**What needs to be done:** Scan the records below and report how many lines include the string "comments"; the number alone will do.

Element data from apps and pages
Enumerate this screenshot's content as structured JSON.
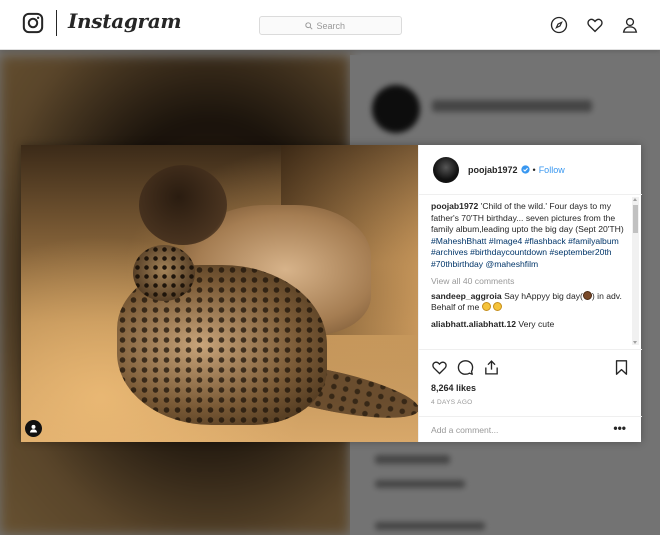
{
  "nav": {
    "wordmark": "Instagram",
    "search_placeholder": "Search"
  },
  "post": {
    "username": "poojab1972",
    "follow_label": "Follow",
    "separator": "•",
    "caption_user": "poojab1972",
    "caption_text": " 'Child of the wild.' Four days to my father's 70'TH birthday... seven pictures from the family album,leading upto the big day (Sept 20'TH) ",
    "hashtags": [
      "#MaheshBhatt",
      "#Image4",
      "#flashback",
      "#familyalbum",
      "#archives",
      "#birthdaycountdown",
      "#september20th",
      "#70thbirthday",
      "@maheshfilm"
    ],
    "view_all_comments": "View all 40 comments",
    "comments": [
      {
        "user": "sandeep_aggroia",
        "text": " Say hAppyy big day(",
        "text_after_emoji": ") in adv. Behalf of me "
      },
      {
        "user": "aliabhatt.aliabhatt.12",
        "text": " Very cute"
      }
    ],
    "likes": "8,264 likes",
    "time": "4 DAYS AGO",
    "comment_placeholder": "Add a comment...",
    "more_label": "•••"
  },
  "colors": {
    "link": "#3897f0",
    "hashtag": "#003569",
    "text": "#262626",
    "muted": "#999999"
  },
  "icons": [
    "instagram-glyph-icon",
    "search-icon",
    "explore-compass-icon",
    "heart-icon",
    "profile-icon",
    "verified-badge-icon",
    "like-heart-icon",
    "comment-bubble-icon",
    "share-icon",
    "bookmark-icon",
    "user-tag-icon"
  ]
}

**Answer to this task:** 2